**What the task asks:** Return every line from the records below in which the word "рассрочки" is found.

**Extracted entries:**
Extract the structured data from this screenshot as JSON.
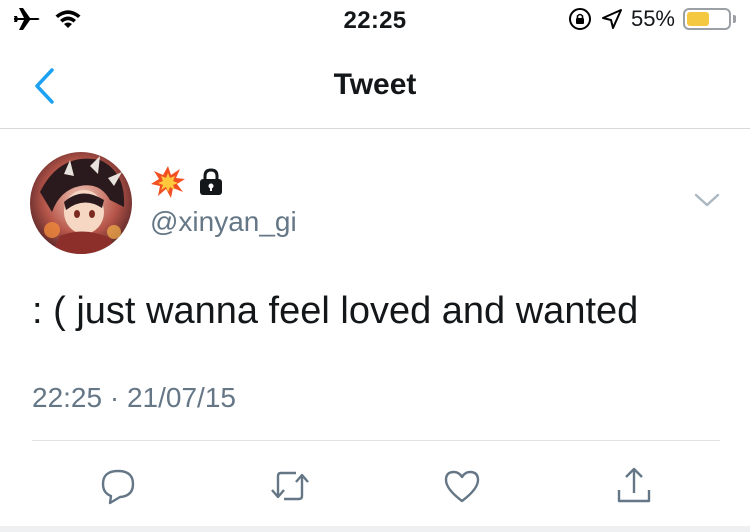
{
  "status_bar": {
    "time": "22:25",
    "battery_percent": "55%",
    "battery_level": 0.55,
    "icons": [
      "airplane-icon",
      "wifi-icon",
      "orientation-lock-icon",
      "location-icon",
      "battery-icon"
    ]
  },
  "nav": {
    "title": "Tweet",
    "back_icon": "chevron-left-icon"
  },
  "tweet": {
    "display_name_icons": [
      "collision-emoji-icon",
      "lock-icon"
    ],
    "handle": "@xinyan_gi",
    "text": ":  ( just wanna feel loved and wanted",
    "time": "22:25",
    "separator": "·",
    "date": "21/07/15"
  },
  "actions": [
    "reply-icon",
    "retweet-icon",
    "like-icon",
    "share-icon"
  ],
  "colors": {
    "accent": "#1da1f2",
    "muted": "#657786",
    "text": "#14171a",
    "battery_fill": "#f5c842"
  }
}
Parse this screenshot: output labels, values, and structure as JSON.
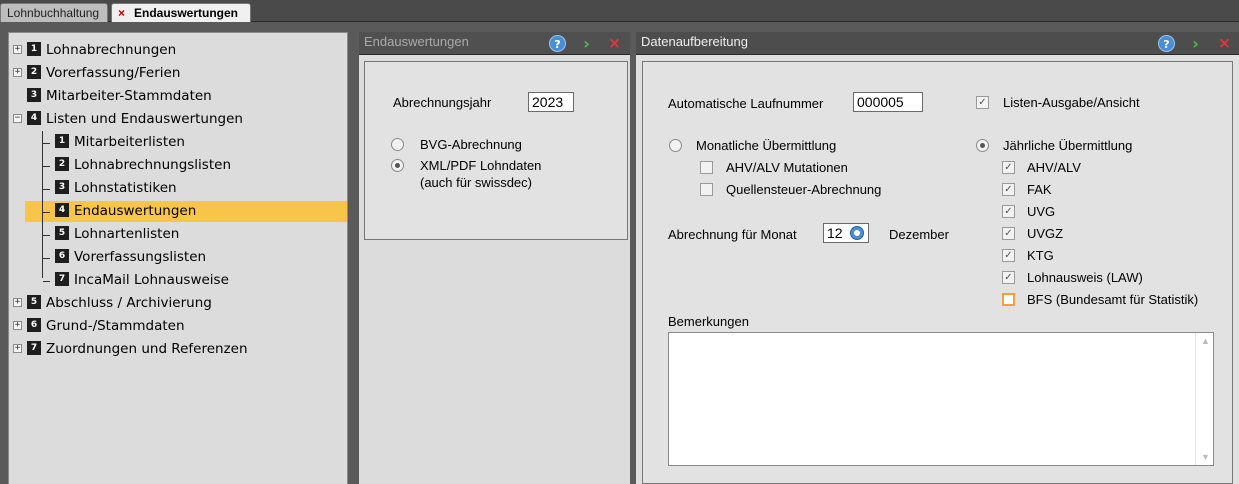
{
  "tabs": [
    {
      "label": "Lohnbuchhaltung"
    },
    {
      "label": "Endauswertungen",
      "close": "×"
    }
  ],
  "tree": {
    "items": [
      {
        "num": "1",
        "label": "Lohnabrechnungen",
        "expander": "+"
      },
      {
        "num": "2",
        "label": "Vorerfassung/Ferien",
        "expander": "+"
      },
      {
        "num": "3",
        "label": "Mitarbeiter-Stammdaten"
      },
      {
        "num": "4",
        "label": "Listen und Endauswertungen",
        "expander": "−"
      },
      {
        "num": "1",
        "label": "Mitarbeiterlisten"
      },
      {
        "num": "2",
        "label": "Lohnabrechnungslisten"
      },
      {
        "num": "3",
        "label": "Lohnstatistiken"
      },
      {
        "num": "4",
        "label": "Endauswertungen",
        "selected": true
      },
      {
        "num": "5",
        "label": "Lohnartenlisten"
      },
      {
        "num": "6",
        "label": "Vorerfassungslisten"
      },
      {
        "num": "7",
        "label": "IncaMail Lohnausweise"
      },
      {
        "num": "5",
        "label": "Abschluss / Archivierung",
        "expander": "+"
      },
      {
        "num": "6",
        "label": "Grund-/Stammdaten",
        "expander": "+"
      },
      {
        "num": "7",
        "label": "Zuordnungen und Referenzen",
        "expander": "+"
      }
    ]
  },
  "panel1": {
    "title": "Endauswertungen",
    "year_label": "Abrechnungsjahr",
    "year_value": "2023",
    "radio_bvg": "BVG-Abrechnung",
    "radio_xml": "XML/PDF Lohndaten",
    "radio_xml_note": "(auch für swissdec)"
  },
  "panel2": {
    "title": "Datenaufbereitung",
    "laufnummer_label": "Automatische Laufnummer",
    "laufnummer_value": "000005",
    "listen_ausgabe": "Listen-Ausgabe/Ansicht",
    "monatlich": "Monatliche Übermittlung",
    "ahv_mutationen": "AHV/ALV Mutationen",
    "quellensteuer": "Quellensteuer-Abrechnung",
    "jaehrlich": "Jährliche Übermittlung",
    "jahr_items": [
      "AHV/ALV",
      "FAK",
      "UVG",
      "UVGZ",
      "KTG",
      "Lohnausweis (LAW)"
    ],
    "bfs": "BFS (Bundesamt für Statistik)",
    "monat_label": "Abrechnung für Monat",
    "monat_value": "12",
    "monat_name": "Dezember",
    "bemerkungen_label": "Bemerkungen"
  },
  "icons": {
    "help": "?",
    "go": "›",
    "close": "×",
    "check": "✓",
    "scroll_up": "▲",
    "scroll_down": "▼"
  }
}
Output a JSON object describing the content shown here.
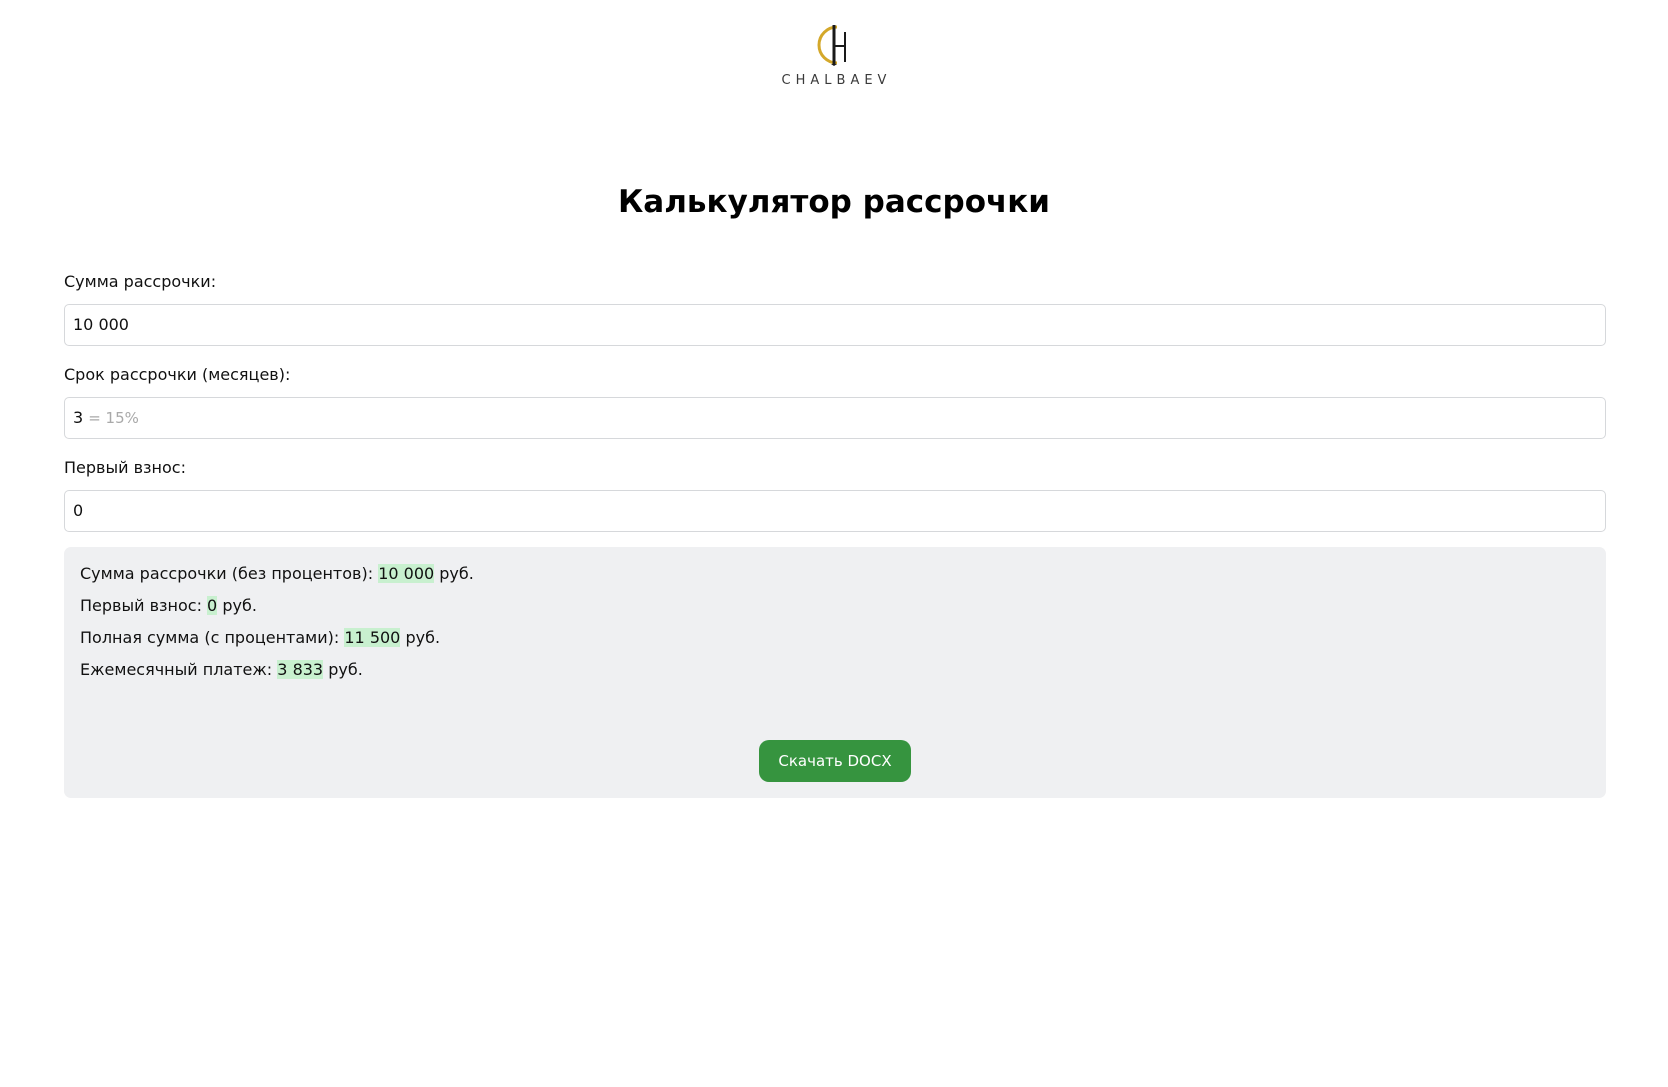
{
  "header": {
    "logo_name": "CHALBAEV",
    "logo_icon": "ch-monogram-logo-icon",
    "logo_colors": {
      "gold": "#d4a82a",
      "dark": "#1a1a1a"
    }
  },
  "page": {
    "title": "Калькулятор рассрочки"
  },
  "form": {
    "amount": {
      "label": "Сумма рассрочки:",
      "value": "10 000"
    },
    "term": {
      "label": "Срок рассрочки (месяцев):",
      "value": "3",
      "hint": "= 15%"
    },
    "down_payment": {
      "label": "Первый взнос:",
      "value": "0"
    }
  },
  "results": {
    "currency": "руб.",
    "amount_no_interest": {
      "label": "Сумма рассрочки (без процентов):",
      "value": "10 000"
    },
    "down_payment": {
      "label": "Первый взнос:",
      "value": "0"
    },
    "total_with_interest": {
      "label": "Полная сумма (с процентами):",
      "value": "11 500"
    },
    "monthly_payment": {
      "label": "Ежемесячный платеж:",
      "value": "3 833"
    },
    "download_label": "Скачать DOCX"
  },
  "colors": {
    "accent_button": "#36943f",
    "highlight": "#c8f0cf",
    "panel_background": "#eff0f2"
  }
}
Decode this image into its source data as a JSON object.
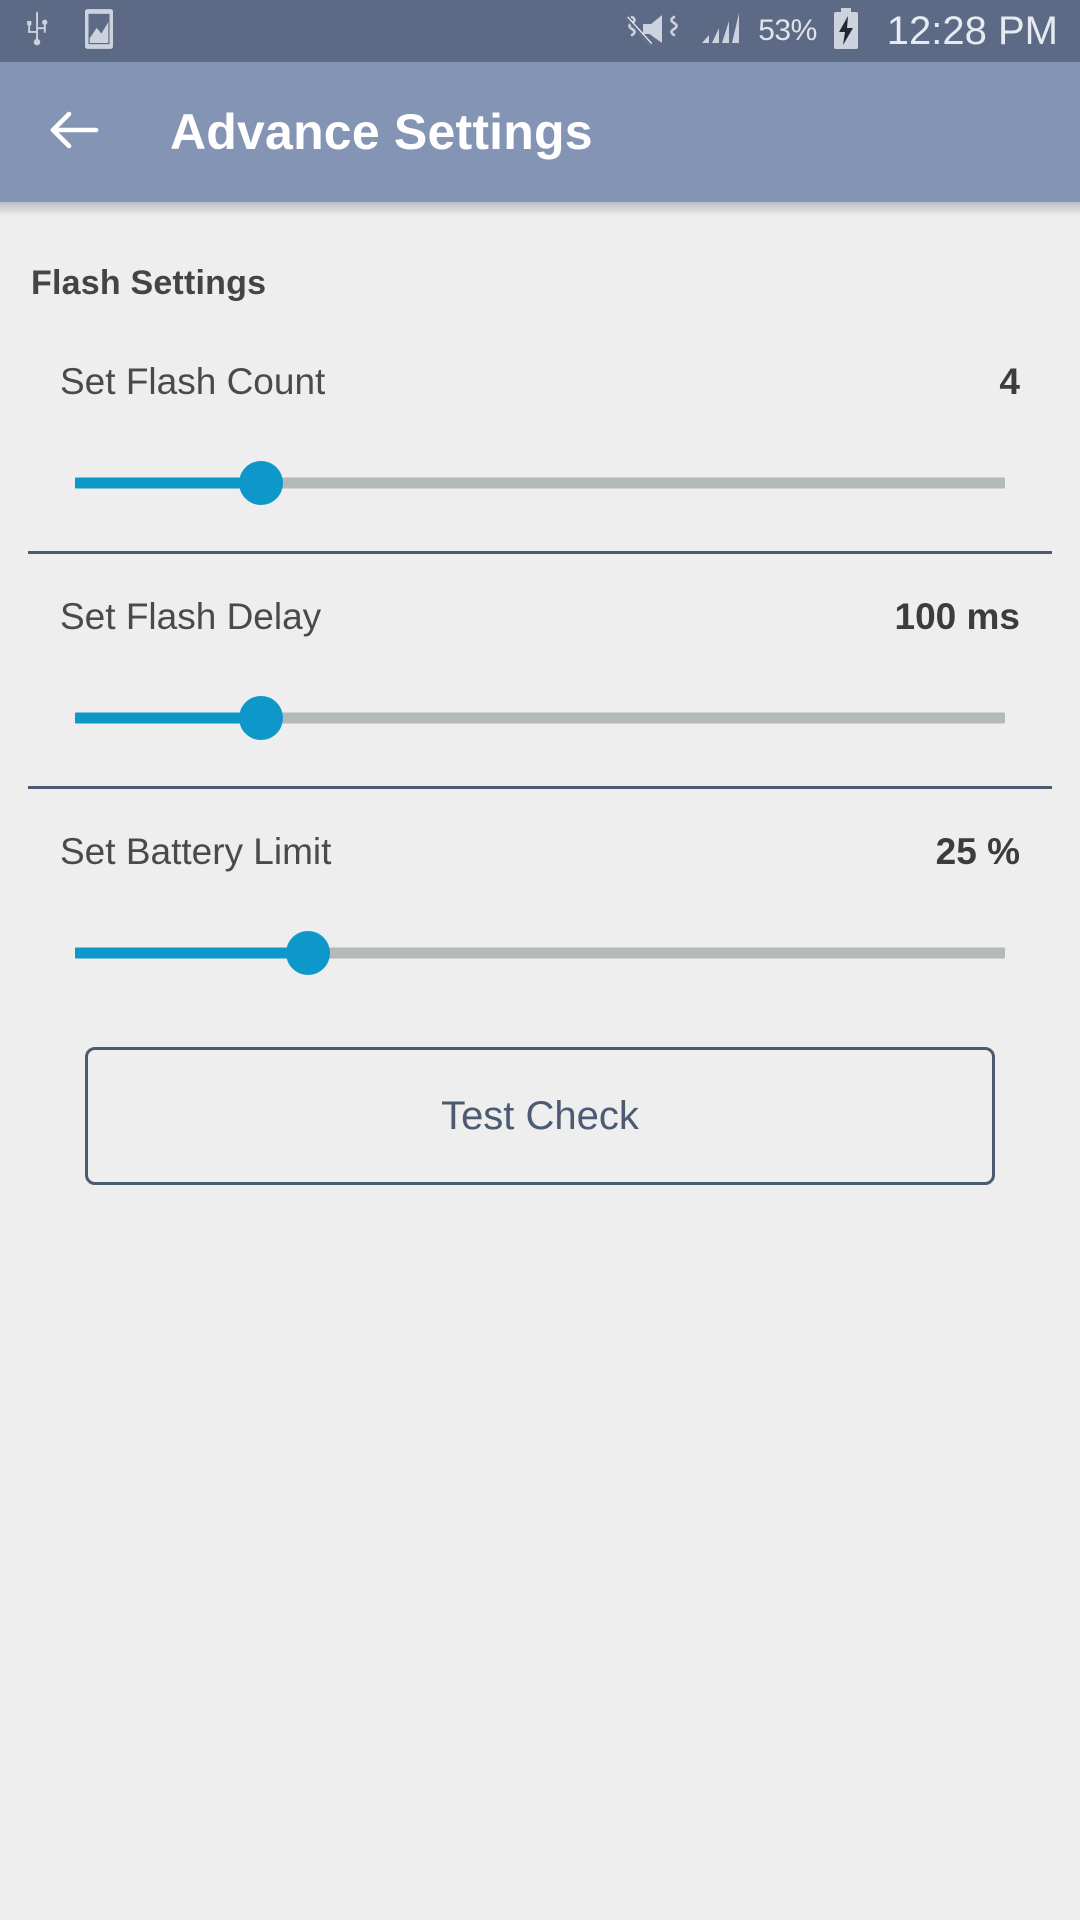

**Exercise answer:**
    "title": "Калькулятор рассрочки"
      "label": "Сумма рассрочки:",
      "label": "Срок рассрочки (месяцев):",
      "label": "Сумма рассрочки (без процентов):",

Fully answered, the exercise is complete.